verb (used with object)
- to post inflammatory or inappropriate messages or comments on (the Internet, especially a message board) for the purpose of upsetting other users and provoking a response.
- to upset or provoke (other users) by posting such messages or comments.
verb (used without object)
- trojan horse,
- trojan war,
- trojan women, the,
- trolley bus,
- trolley car,
- trolley dolly,
- trolley line
Origin of troll1
Examples from the Web for trolled
Vladimir Putin just trolled President Barack Obama and the entire U.S. intelligence community.
There is this unspoken idea that if you participate in it you will be mocked and trolled and pranked.More Shocking Than Online Suicides Are the Crowds Who Clamor to Watch|Caitlin Dickson|December 10, 2013|DAILY BEAST
During his free time, he trolled libraries, consuming Hebrew-language books and newspapers.
She trolled the classifieds for a new job and came across a call for models with the slogan “Be a part of art.”
There at least he would find peace from the strenuous amours of Margharita as trolled by the revelers.The Silent Barrier|Louis Tracy
In addition to his other faculties, no one cut a sly joke, or trolled a merry ditty, better than Jerry.Rookwood|William Harrison Ainsworth
Her Briarcroft songs were appreciated, and the girls sang them lustily and trolled out the chorus with vigour.The Leader of the Lower School|Angela Brazil
The noise of the song, trolled out from iron lungs, had drowned the huzzahs heralding the old man's advent.The Big Bow Mystery|I. Zangwill
I trolled in the swift water as we proceeded, and with my spoon took a few small trout.
- to draw (a baited line, etc) through the water, often from a boat
- to fish (a stretch of water) by trolling
- to fish (for) by trolling
Word Origin for troll
Word Origin for troll
late 14c., "to go about, stroll," later (early 15c.) "roll from side to side, trundle," from Old French troller, a hunting term, "wander, to go in quest of game without purpose," from a Germanic source (cf. Old High German trollen "to walk with short steps"), from Proto-Germanic *truzlanan.
Sense of "sing in a full, rolling voice" (first attested 1570s) and that of "fish with a moving line" (c.1600) are both extended technical applications of the general sense of "roll, trundle," the latter perhaps confused with trail or trawl.
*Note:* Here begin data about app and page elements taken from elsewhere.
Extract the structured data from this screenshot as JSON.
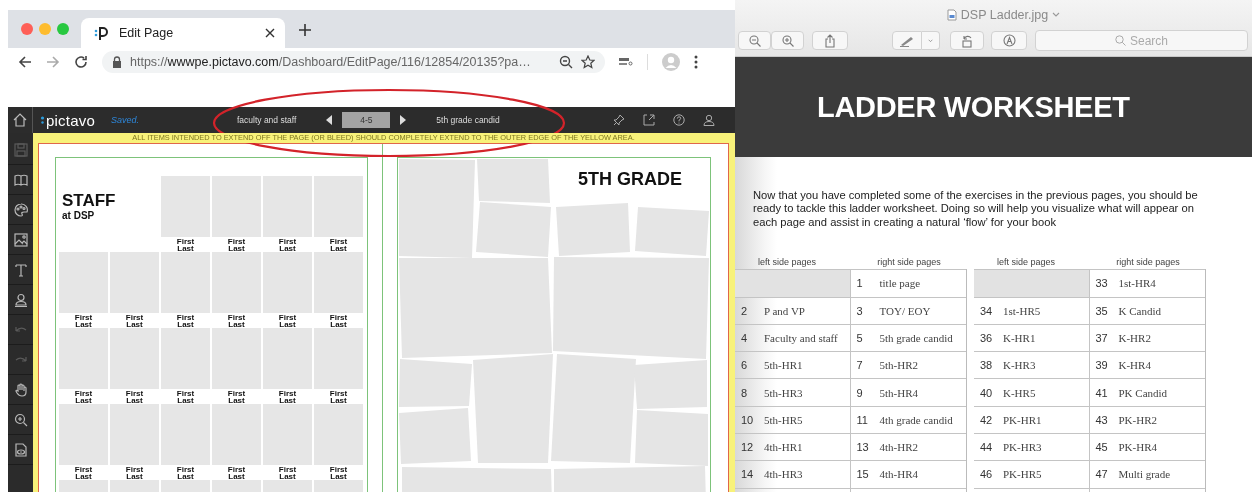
{
  "browser": {
    "tabs": [
      {
        "title": "Edit Page",
        "selected": true
      }
    ],
    "url": {
      "scheme": "https://",
      "host": "wwwpe.pictavo.com",
      "path": "/Dashboard/EditPage/116/12854/20135?pa…"
    }
  },
  "editor": {
    "logo": "pictavo",
    "status": "Saved.",
    "prev_page": "faculty and staff",
    "page": "4-5",
    "next_page": "5th grade candid",
    "bleed_notice": "ALL ITEMS INTENDED TO EXTEND OFF THE PAGE (OR BLEED) SHOULD COMPLETELY EXTEND TO THE OUTER EDGE OF THE YELLOW AREA.",
    "tools": [
      {
        "kind": "save",
        "disabled": true
      },
      {
        "kind": "book",
        "disabled": false
      },
      {
        "kind": "palette",
        "disabled": false
      },
      {
        "kind": "image",
        "disabled": false
      },
      {
        "kind": "text",
        "disabled": false
      },
      {
        "kind": "person",
        "disabled": false
      },
      {
        "kind": "undo",
        "disabled": true
      },
      {
        "kind": "redo",
        "disabled": true
      },
      {
        "kind": "hand",
        "disabled": false
      },
      {
        "kind": "zoom",
        "disabled": false
      },
      {
        "kind": "preview",
        "disabled": false
      }
    ],
    "left_page": {
      "title": "STAFF",
      "subtitle": "at DSP",
      "rows": [
        [
          "",
          "",
          {
            "kind": "captioned",
            "caption": "First Last"
          },
          {
            "kind": "captioned",
            "caption": "First Last"
          },
          {
            "kind": "captioned",
            "caption": "First Last"
          },
          {
            "kind": "captioned",
            "caption": "First Last"
          }
        ],
        [
          {
            "kind": "captioned",
            "caption": "First Last"
          },
          {
            "kind": "captioned",
            "caption": "First Last"
          },
          {
            "kind": "captioned",
            "caption": "First Last"
          },
          {
            "kind": "captioned",
            "caption": "First Last"
          },
          {
            "kind": "captioned",
            "caption": "First Last"
          },
          {
            "kind": "captioned",
            "caption": "First Last"
          }
        ],
        [
          {
            "kind": "captioned",
            "caption": "First Last"
          },
          {
            "kind": "captioned",
            "caption": "First Last"
          },
          {
            "kind": "captioned",
            "caption": "First Last"
          },
          {
            "kind": "captioned",
            "caption": "First Last"
          },
          {
            "kind": "captioned",
            "caption": "First Last"
          },
          {
            "kind": "captioned",
            "caption": "First Last"
          }
        ],
        [
          {
            "kind": "captioned",
            "caption": "First Last"
          },
          {
            "kind": "captioned",
            "caption": "First Last"
          },
          {
            "kind": "captioned",
            "caption": "First Last"
          },
          {
            "kind": "captioned",
            "caption": "First Last"
          },
          {
            "kind": "captioned",
            "caption": "First Last"
          },
          {
            "kind": "captioned",
            "caption": "First Last"
          }
        ],
        [
          {
            "kind": "plain"
          },
          {
            "kind": "plain"
          },
          {
            "kind": "plain"
          },
          {
            "kind": "plain"
          },
          {
            "kind": "plain"
          },
          {
            "kind": "plain"
          }
        ]
      ]
    },
    "right_page": {
      "title": "5TH GRADE"
    }
  },
  "preview": {
    "file_title": "DSP Ladder.jpg",
    "search": {
      "placeholder": "Search"
    },
    "heading": "LADDER WORKSHEET",
    "paragraph": "Now that you have completed some of the exercises in the previous pages, you should be ready to tackle this ladder worksheet. Doing so will help you visualize what will appear on each page and assist in creating a natural ‘flow’ for your book",
    "tables": [
      {
        "columns": [
          "left side pages",
          "right side pages"
        ],
        "rows": [
          {
            "right": {
              "number": "1",
              "label": "title page"
            }
          },
          {
            "left": {
              "number": "2",
              "label": "P and VP"
            },
            "right": {
              "number": "3",
              "label": "TOY/ EOY"
            }
          },
          {
            "left": {
              "number": "4",
              "label": "Faculty and staff"
            },
            "right": {
              "number": "5",
              "label": "5th grade candid"
            }
          },
          {
            "left": {
              "number": "6",
              "label": "5th-HR1"
            },
            "right": {
              "number": "7",
              "label": "5th-HR2"
            }
          },
          {
            "left": {
              "number": "8",
              "label": "5th-HR3"
            },
            "right": {
              "number": "9",
              "label": "5th-HR4"
            }
          },
          {
            "left": {
              "number": "10",
              "label": "5th-HR5"
            },
            "right": {
              "number": "11",
              "label": "4th grade candid"
            }
          },
          {
            "left": {
              "number": "12",
              "label": "4th-HR1"
            },
            "right": {
              "number": "13",
              "label": "4th-HR2"
            }
          },
          {
            "left": {
              "number": "14",
              "label": "4th-HR3"
            },
            "right": {
              "number": "15",
              "label": "4th-HR4"
            }
          }
        ]
      },
      {
        "columns": [
          "left side pages",
          "right side pages"
        ],
        "rows": [
          {
            "right": {
              "number": "33",
              "label": "1st-HR4"
            }
          },
          {
            "left": {
              "number": "34",
              "label": "1st-HR5"
            },
            "right": {
              "number": "35",
              "label": "K Candid"
            }
          },
          {
            "left": {
              "number": "36",
              "label": "K-HR1"
            },
            "right": {
              "number": "37",
              "label": "K-HR2"
            }
          },
          {
            "left": {
              "number": "38",
              "label": "K-HR3"
            },
            "right": {
              "number": "39",
              "label": "K-HR4"
            }
          },
          {
            "left": {
              "number": "40",
              "label": "K-HR5"
            },
            "right": {
              "number": "41",
              "label": "PK Candid"
            }
          },
          {
            "left": {
              "number": "42",
              "label": "PK-HR1"
            },
            "right": {
              "number": "43",
              "label": "PK-HR2"
            }
          },
          {
            "left": {
              "number": "44",
              "label": "PK-HR3"
            },
            "right": {
              "number": "45",
              "label": "PK-HR4"
            }
          },
          {
            "left": {
              "number": "46",
              "label": "PK-HR5"
            },
            "right": {
              "number": "47",
              "label": "Multi grade"
            }
          }
        ]
      }
    ]
  }
}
Figurative sense of "to draw on as with a moving bait, entice, allure" is from 1560s. Meaning "to cruise in search of sexual encounters" is recorded from 1967, originally in homosexual slang.
"ugly dwarf or giant," 1610s, from Old Norse troll "giant, fiend, demon." Some speculate that it originally meant "creature that walks clumsily," and derives from Proto-Germanic *truzlan, from *truzlanan (see troll (v.)). But it seems to have been a general supernatural word, cf. Swedish trolla "to charm, bewitch;" Old Norse trolldomr "witchcraft."
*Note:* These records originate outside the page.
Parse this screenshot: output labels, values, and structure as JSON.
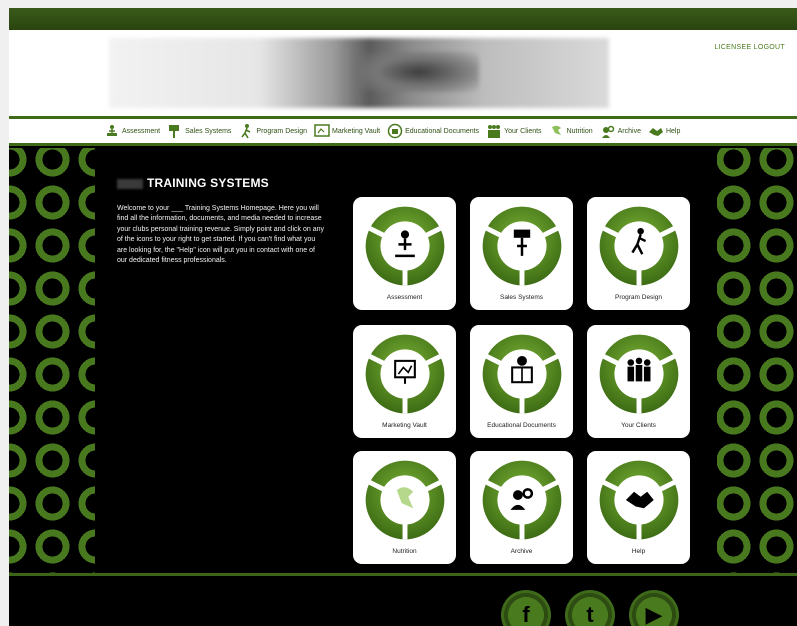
{
  "header": {
    "logout_label": "LICENSEE LOGOUT"
  },
  "nav": {
    "items": [
      {
        "label": "Assessment",
        "icon": "assessment-icon"
      },
      {
        "label": "Sales Systems",
        "icon": "sales-systems-icon"
      },
      {
        "label": "Program Design",
        "icon": "program-design-icon"
      },
      {
        "label": "Marketing Vault",
        "icon": "marketing-vault-icon"
      },
      {
        "label": "Educational Documents",
        "icon": "educational-documents-icon"
      },
      {
        "label": "Your Clients",
        "icon": "your-clients-icon"
      },
      {
        "label": "Nutrition",
        "icon": "nutrition-icon"
      },
      {
        "label": "Archive",
        "icon": "archive-icon"
      },
      {
        "label": "Help",
        "icon": "help-icon"
      }
    ]
  },
  "main": {
    "title": "TRAINING SYSTEMS",
    "intro": "Welcome to your ___ Training Systems Homepage. Here you will find all the information, documents, and media needed to increase your clubs personal training revenue. Simply point and click on any of the icons to your right to get started. If you can't find what you are looking for, the \"Help\" icon will put you in contact with one of our dedicated fitness professionals."
  },
  "tiles": [
    {
      "label": "Assessment",
      "icon": "assessment-icon"
    },
    {
      "label": "Sales Systems",
      "icon": "sales-systems-icon"
    },
    {
      "label": "Program Design",
      "icon": "program-design-icon"
    },
    {
      "label": "Marketing Vault",
      "icon": "marketing-vault-icon"
    },
    {
      "label": "Educational Documents",
      "icon": "educational-documents-icon"
    },
    {
      "label": "Your Clients",
      "icon": "your-clients-icon"
    },
    {
      "label": "Nutrition",
      "icon": "nutrition-icon"
    },
    {
      "label": "Archive",
      "icon": "archive-icon"
    },
    {
      "label": "Help",
      "icon": "help-icon"
    }
  ],
  "footer": {
    "social": [
      {
        "icon": "facebook-icon",
        "glyph": "f"
      },
      {
        "icon": "twitter-icon",
        "glyph": "t"
      },
      {
        "icon": "youtube-icon",
        "glyph": "▶"
      }
    ]
  },
  "colors": {
    "brand_green": "#4a7a1e",
    "dark_green": "#2d4c11",
    "background": "#000000"
  }
}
The old sagas tell of the troll-bull, a supernatural being in the form of a bull, as well as boar-trolls. There were troll-maidens, troll-wives, and troll-women; the trollman, a magician or wizard, and the troll-drum, used in Lappish magic rites. The word was popularized in English by 19c. antiquarians, but it has been current in the Shetlands and Orkneys since Viking times. The first record of it is from a court document from the Shetlands, regarding a certain Catherine, who, among other things, was accused of "airt and pairt of witchcraft and sorcerie, in hanting and seeing the Trollis ryse out of the kyrk yeard of Hildiswick."
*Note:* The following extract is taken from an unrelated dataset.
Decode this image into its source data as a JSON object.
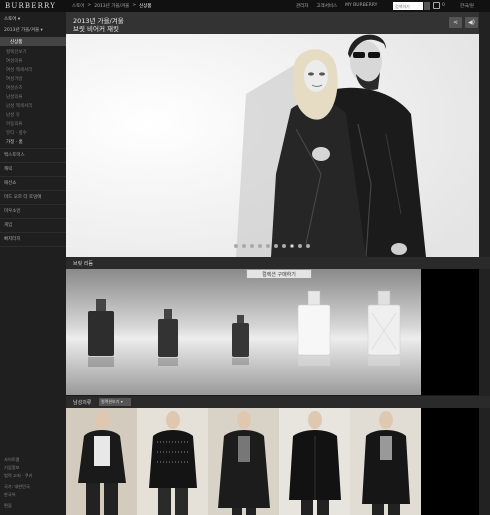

Originally conceived as a race of giants, they have suffered the same fate as the Celtic Danann and are now regarded in Denmark and Sweden as dwarfs and imps supposed to live in caves or under the ground.